■ AIM OF THE EXERCISE: Output every record below exactly as it appears.

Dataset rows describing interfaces
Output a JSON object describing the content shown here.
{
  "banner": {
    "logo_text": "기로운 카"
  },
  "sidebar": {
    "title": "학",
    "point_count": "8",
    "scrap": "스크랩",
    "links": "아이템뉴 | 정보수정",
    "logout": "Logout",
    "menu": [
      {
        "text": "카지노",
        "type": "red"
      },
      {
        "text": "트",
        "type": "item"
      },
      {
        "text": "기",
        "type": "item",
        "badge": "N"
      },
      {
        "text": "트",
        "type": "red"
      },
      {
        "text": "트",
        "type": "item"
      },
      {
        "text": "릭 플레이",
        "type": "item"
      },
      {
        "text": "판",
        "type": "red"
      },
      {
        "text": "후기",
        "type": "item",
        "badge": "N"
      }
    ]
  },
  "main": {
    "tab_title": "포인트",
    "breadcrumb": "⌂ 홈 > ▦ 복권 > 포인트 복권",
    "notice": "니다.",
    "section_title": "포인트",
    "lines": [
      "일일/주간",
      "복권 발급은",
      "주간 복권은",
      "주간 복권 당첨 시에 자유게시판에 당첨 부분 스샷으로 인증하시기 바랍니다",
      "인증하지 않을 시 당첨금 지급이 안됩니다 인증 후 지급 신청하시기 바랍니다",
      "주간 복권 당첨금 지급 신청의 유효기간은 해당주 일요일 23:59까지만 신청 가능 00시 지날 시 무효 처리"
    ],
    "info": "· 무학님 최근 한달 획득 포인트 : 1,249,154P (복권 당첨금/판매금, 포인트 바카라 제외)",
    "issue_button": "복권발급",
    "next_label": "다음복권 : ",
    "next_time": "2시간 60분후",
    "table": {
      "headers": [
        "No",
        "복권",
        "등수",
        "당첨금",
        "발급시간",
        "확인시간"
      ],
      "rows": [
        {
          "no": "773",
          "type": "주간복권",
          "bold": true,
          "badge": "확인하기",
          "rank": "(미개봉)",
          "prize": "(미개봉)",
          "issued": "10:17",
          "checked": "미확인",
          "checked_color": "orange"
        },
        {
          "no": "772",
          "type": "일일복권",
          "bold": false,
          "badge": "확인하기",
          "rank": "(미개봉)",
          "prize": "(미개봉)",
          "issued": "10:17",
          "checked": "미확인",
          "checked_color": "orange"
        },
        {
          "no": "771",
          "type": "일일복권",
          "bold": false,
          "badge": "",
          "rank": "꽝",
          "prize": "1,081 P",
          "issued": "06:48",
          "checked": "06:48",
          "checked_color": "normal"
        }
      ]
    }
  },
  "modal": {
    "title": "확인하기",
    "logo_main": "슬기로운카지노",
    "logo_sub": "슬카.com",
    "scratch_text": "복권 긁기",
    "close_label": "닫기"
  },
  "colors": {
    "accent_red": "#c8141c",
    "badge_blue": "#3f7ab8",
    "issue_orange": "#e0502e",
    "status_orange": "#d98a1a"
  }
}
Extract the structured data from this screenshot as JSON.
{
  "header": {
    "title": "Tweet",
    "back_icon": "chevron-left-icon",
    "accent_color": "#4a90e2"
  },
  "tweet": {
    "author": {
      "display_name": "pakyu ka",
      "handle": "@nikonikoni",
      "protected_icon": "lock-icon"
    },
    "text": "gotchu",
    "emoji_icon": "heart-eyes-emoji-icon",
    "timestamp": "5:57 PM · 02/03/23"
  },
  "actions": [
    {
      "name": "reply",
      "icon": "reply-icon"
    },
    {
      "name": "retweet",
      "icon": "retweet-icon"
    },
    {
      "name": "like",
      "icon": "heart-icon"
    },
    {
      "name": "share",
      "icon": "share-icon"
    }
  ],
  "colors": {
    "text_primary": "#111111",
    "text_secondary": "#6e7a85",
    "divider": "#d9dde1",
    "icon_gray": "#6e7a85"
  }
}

■ EXPECTED OUTPUT:
Output a JSON object describing the content shown here.
{
  "banner": {
    "logo_text": "기로운 카"
  },
  "sidebar": {
    "title": "학",
    "point_count": "8",
    "scrap": "스크랩",
    "links": "아이템뉴 | 정보수정",
    "logout": "Logout",
    "menu": [
      {
        "text": "카지노",
        "type": "red"
      },
      {
        "text": "트",
        "type": "item"
      },
      {
        "text": "기",
        "type": "item",
        "badge": "N"
      },
      {
        "text": "트",
        "type": "red"
      },
      {
        "text": "트",
        "type": "item"
      },
      {
        "text": "릭 플레이",
        "type": "item"
      },
      {
        "text": "판",
        "type": "red"
      },
      {
        "text": "후기",
        "type": "item",
        "badge": "N"
      }
    ]
  },
  "main": {
    "tab_title": "포인트",
    "breadcrumb": "⌂ 홈 > ▦ 복권 > 포인트 복권",
    "notice": "니다.",
    "section_title": "포인트",
    "lines": [
      "일일/주간",
      "복권 발급은",
      "주간 복권은",
      "주간 복권 당첨 시에 자유게시판에 당첨 부분 스샷으로 인증하시기 바랍니다",
      "인증하지 않을 시 당첨금 지급이 안됩니다 인증 후 지급 신청하시기 바랍니다",
      "주간 복권 당첨금 지급 신청의 유효기간은 해당주 일요일 23:59까지만 신청 가능 00시 지날 시 무효 처리"
    ],
    "info": "· 무학님 최근 한달 획득 포인트 : 1,249,154P (복권 당첨금/판매금, 포인트 바카라 제외)",
    "issue_button": "복권발급",
    "next_label": "다음복권 : ",
    "next_time": "2시간 60분후",
    "table": {
      "headers": [
        "No",
        "복권",
        "등수",
        "당첨금",
        "발급시간",
        "확인시간"
      ],
      "rows": [
        {
          "no": "773",
          "type": "주간복권",
          "bold": true,
          "badge": "확인하기",
          "rank": "(미개봉)",
          "prize": "(미개봉)",
          "issued": "10:17",
          "checked": "미확인",
          "checked_color": "orange"
        },
        {
          "no": "772",
          "type": "일일복권",
          "bold": false,
          "badge": "확인하기",
          "rank": "(미개봉)",
          "prize": "(미개봉)",
          "issued": "10:17",
          "checked": "미확인",
          "checked_color": "orange"
        },
        {
          "no": "771",
          "type": "일일복권",
          "bold": false,
          "badge": "",
          "rank": "꽝",
          "prize": "1,081 P",
          "issued": "06:48",
          "checked": "06:48",
          "checked_color": "normal"
        }
      ]
    }
  },
  "modal": {
    "title": "확인하기",
    "logo_main": "슬기로운카지노",
    "logo_sub": "슬카.com",
    "scratch_text": "복권 긁기",
    "close_label": "닫기"
  },
  "colors": {
    "accent_red": "#c8141c",
    "badge_blue": "#3f7ab8",
    "issue_orange": "#e0502e",
    "status_orange": "#d98a1a"
  }
}
Extract the structured data from this screenshot as JSON.
{
  "header": {
    "title": "Tweet",
    "back_icon": "chevron-left-icon",
    "accent_color": "#4a90e2"
  },
  "tweet": {
    "author": {
      "display_name": "pakyu ka",
      "handle": "@nikonikoni",
      "protected_icon": "lock-icon"
    },
    "text": "gotchu",
    "emoji_icon": "heart-eyes-emoji-icon",
    "timestamp": "5:57 PM · 02/03/23"
  },
  "actions": [
    {
      "name": "reply",
      "icon": "reply-icon"
    },
    {
      "name": "retweet",
      "icon": "retweet-icon"
    },
    {
      "name": "like",
      "icon": "heart-icon"
    },
    {
      "name": "share",
      "icon": "share-icon"
    }
  ],
  "colors": {
    "text_primary": "#111111",
    "text_secondary": "#6e7a85",
    "divider": "#d9dde1",
    "icon_gray": "#6e7a85"
  }
}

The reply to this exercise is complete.